• INSTRUCTIONS FOR THE TASK:
Filter these records by the string "value", copying each line that holds it.

• Interface dataset entries:
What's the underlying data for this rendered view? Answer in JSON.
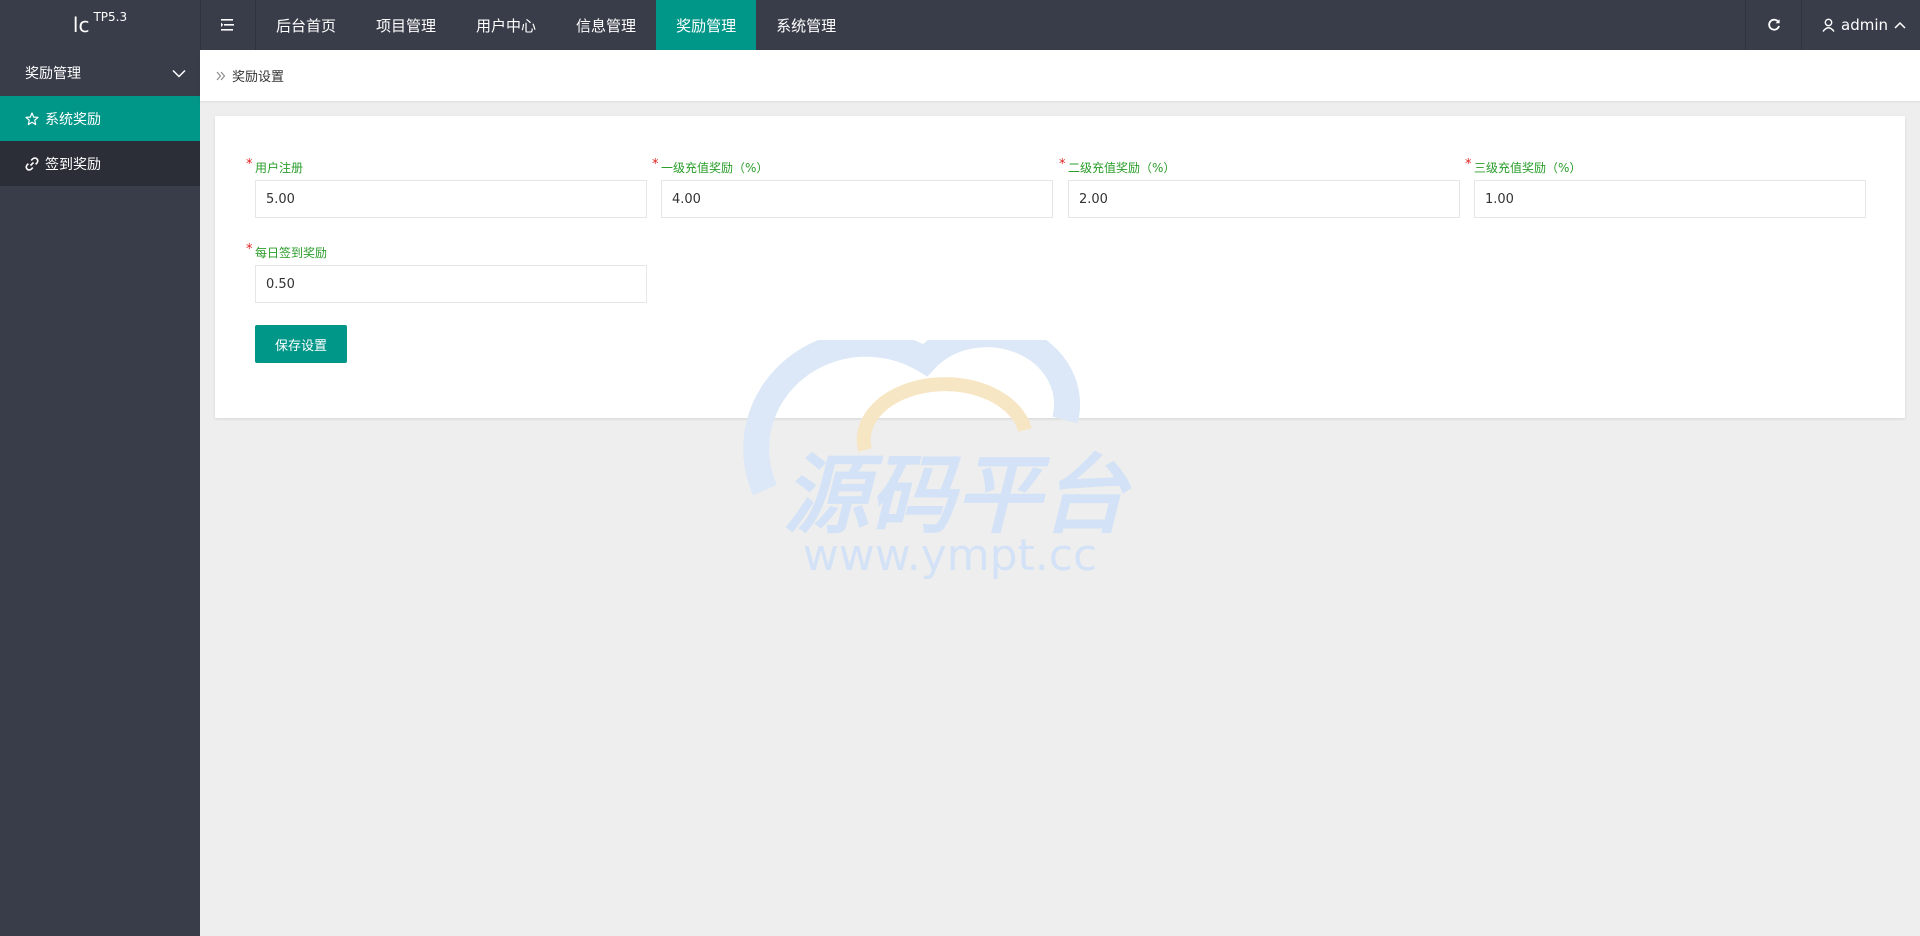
{
  "logo": {
    "main": "lc",
    "sup": "TP5.3"
  },
  "top_nav": [
    {
      "label": "后台首页",
      "active": false
    },
    {
      "label": "项目管理",
      "active": false
    },
    {
      "label": "用户中心",
      "active": false
    },
    {
      "label": "信息管理",
      "active": false
    },
    {
      "label": "奖励管理",
      "active": true
    },
    {
      "label": "系统管理",
      "active": false
    }
  ],
  "header": {
    "user": "admin"
  },
  "sidebar": {
    "group_label": "奖励管理",
    "items": [
      {
        "label": "系统奖励",
        "icon": "star-icon",
        "active": true
      },
      {
        "label": "签到奖励",
        "icon": "link-icon",
        "active": false
      }
    ]
  },
  "breadcrumb": {
    "current": "奖励设置"
  },
  "form": {
    "fields": [
      {
        "label": "用户注册",
        "value": "5.00"
      },
      {
        "label": "一级充值奖励（%）",
        "value": "4.00"
      },
      {
        "label": "二级充值奖励（%）",
        "value": "2.00"
      },
      {
        "label": "三级充值奖励（%）",
        "value": "1.00"
      },
      {
        "label": "每日签到奖励",
        "value": "0.50"
      }
    ],
    "required_mark": "*",
    "save_label": "保存设置"
  },
  "watermark": {
    "title": "源码平台",
    "url": "www.ympt.cc"
  },
  "colors": {
    "header_bg": "#393d49",
    "accent": "#009688",
    "label_green": "#2a9d2a",
    "required_red": "#e02020"
  }
}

• TASK RESULT:
        "value": "5.00"
        "value": "4.00"
        "value": "2.00"
        "value": "1.00"
        "value": "0.50"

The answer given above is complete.